Dressed in caps and gowns, the nine attempted to enter the United States through the Nogales border crossing on July 22 only to be detained. Six of the nine had either been deported or forced to leave the US earlier, while three of them – Martínez, Mateo and Saavedra – purposefully left the US with the specific purpose of participating in this event.
On July 17 Lizbeth Mateo posted this video from Mexico explaining her reasons to purposefully leave the US. Continue reading
From “stand your ground” to the “border surge”
George Zimmerman’s acquittal for Trayvon Martin’s murder has been considered by many, including myself, as an outrage for our legal system. How can a neighborhood vigilante who regularly profiled black males as “suspicious” be allowed to walk free after shooting to death a teenager who was walking home in his own neighborhood armed only with Skillets and iced tea? Within hours of the acquittal, the NAACP began circulating a petition requesting the Department of Justice to take on the case.
Pundits and other legal experts will continue discussing the trial, the prosecutor’s case and jury’s composition, speculating as to the causes for the verdict. Yet, behind the court proceedings lies a more disturbing element, the very existence of so called “stand your ground” laws that ultimately gave Zimmerman legal authority to execute Trayvon Martin with impunity. And crucial to our understanding of these laws is what Reuter’s Joanne Dorshow called upon the verdict “The secretive corporate outfit behind ‘Stand your ground’”: the American Legislative Exchange Council, ALEC.

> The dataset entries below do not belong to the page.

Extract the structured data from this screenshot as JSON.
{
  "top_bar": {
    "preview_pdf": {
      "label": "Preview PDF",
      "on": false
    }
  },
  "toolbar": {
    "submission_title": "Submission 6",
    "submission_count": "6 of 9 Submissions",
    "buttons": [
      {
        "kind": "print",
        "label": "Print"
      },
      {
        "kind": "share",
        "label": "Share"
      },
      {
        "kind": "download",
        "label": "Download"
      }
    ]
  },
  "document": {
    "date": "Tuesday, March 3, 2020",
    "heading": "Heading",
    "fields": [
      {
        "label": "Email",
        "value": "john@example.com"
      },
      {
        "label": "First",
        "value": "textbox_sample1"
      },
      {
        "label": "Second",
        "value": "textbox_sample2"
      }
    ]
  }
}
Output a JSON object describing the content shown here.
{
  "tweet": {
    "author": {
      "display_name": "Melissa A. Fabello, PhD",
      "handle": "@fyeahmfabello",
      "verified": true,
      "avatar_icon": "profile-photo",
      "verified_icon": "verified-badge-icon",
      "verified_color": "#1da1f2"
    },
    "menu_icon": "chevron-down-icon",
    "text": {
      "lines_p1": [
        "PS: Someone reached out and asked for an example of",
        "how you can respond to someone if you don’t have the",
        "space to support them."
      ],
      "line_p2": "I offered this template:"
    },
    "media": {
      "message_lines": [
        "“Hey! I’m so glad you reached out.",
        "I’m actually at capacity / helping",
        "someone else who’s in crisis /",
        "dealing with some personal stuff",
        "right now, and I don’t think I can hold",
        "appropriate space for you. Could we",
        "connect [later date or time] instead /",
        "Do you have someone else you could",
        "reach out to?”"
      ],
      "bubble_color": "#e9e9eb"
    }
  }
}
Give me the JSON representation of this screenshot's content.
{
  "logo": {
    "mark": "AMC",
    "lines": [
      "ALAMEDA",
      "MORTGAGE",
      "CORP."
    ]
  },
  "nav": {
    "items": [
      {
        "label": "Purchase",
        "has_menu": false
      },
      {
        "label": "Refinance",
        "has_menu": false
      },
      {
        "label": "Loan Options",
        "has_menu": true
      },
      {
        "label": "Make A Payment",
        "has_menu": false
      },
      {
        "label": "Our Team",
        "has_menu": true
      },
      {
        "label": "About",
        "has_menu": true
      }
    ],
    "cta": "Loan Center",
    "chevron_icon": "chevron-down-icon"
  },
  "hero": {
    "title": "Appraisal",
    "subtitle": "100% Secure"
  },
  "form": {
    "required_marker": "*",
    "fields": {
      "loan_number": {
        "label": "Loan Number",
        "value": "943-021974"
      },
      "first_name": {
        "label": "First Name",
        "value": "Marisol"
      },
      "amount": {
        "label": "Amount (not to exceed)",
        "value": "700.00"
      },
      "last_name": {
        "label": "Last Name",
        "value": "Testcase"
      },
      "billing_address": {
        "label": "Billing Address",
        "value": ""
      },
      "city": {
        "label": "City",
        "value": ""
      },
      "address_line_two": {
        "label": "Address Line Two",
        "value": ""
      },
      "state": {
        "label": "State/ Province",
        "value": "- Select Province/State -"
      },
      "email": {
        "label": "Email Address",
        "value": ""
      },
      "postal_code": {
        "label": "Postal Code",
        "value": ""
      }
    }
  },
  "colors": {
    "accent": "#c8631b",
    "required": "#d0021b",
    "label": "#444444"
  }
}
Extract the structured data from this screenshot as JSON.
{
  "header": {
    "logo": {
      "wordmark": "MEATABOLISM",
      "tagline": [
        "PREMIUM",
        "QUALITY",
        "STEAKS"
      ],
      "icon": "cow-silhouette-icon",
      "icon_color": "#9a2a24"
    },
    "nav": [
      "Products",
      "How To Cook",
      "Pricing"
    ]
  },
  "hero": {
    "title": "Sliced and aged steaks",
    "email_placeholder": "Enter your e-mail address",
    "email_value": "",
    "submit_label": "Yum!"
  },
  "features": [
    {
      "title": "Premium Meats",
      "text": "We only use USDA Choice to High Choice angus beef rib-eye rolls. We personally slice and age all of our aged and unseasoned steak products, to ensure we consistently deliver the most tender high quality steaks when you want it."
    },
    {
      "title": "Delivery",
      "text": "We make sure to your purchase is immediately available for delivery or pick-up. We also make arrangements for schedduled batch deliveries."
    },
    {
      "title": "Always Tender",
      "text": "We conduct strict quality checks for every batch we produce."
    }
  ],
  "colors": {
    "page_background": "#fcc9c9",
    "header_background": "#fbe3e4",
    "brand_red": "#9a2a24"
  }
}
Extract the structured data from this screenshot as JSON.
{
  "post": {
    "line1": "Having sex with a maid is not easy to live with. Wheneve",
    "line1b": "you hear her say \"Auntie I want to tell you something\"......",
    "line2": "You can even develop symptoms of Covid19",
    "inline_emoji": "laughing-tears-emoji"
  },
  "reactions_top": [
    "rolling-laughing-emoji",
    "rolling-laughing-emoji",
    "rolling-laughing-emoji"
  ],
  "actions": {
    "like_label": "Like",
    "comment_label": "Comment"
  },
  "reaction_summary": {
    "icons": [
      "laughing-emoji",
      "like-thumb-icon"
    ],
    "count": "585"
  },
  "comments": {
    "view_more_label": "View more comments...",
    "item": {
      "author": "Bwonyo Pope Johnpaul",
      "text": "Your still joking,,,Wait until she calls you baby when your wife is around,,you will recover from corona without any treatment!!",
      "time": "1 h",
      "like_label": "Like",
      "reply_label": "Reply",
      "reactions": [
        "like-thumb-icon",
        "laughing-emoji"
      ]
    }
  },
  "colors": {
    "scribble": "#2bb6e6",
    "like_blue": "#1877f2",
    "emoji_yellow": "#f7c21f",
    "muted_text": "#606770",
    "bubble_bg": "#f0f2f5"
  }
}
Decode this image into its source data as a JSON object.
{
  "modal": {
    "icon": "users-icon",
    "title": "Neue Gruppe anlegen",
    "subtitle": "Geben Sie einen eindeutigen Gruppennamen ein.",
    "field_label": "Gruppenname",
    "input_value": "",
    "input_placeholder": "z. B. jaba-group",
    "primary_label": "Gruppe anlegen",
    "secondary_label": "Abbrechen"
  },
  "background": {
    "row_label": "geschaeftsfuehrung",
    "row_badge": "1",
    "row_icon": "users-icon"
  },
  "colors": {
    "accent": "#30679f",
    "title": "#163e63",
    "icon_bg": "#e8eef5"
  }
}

Throughout the immigration reform debate one of the issues that always jared me was the distinction that legislators and activists always made between “skilled” and “unskilled” workers. The distinction was clear: “skilled” workers were those (usually) with university degrees, working in the STEM fields (Science, Technology, Engineering and Math); “unskilled”, on the other hand, were those (often) without university degrees, working in fields such as agriculture, services and some construction. As the debate unfolded it became clear that both kinds of immigrant workers are needed in the United States for different reasons: the former to develop the technological capacity necessary to remain a post-industrial power; the latter to literally feed us, take care of our families, households, and many other aspects of our lives. Different lines of work, each with its own skill sets.
For most of 2013 I have carefully, perhaps obsessively, followed the debate around comprehensive immigration reform. Beginning with the emergence of the “Gang of 8” the process has been a fascinating example of the many levers of the political process. As the Gang negotiated behind closed doors, the public engaged in a vigorous debate. Early on Marco Rubio, the young, Cuban-American, Tea-Party senator took center stage, being the pivotal figure whose assent was indispensable to bring sufficient Republican support to a legislative proposal.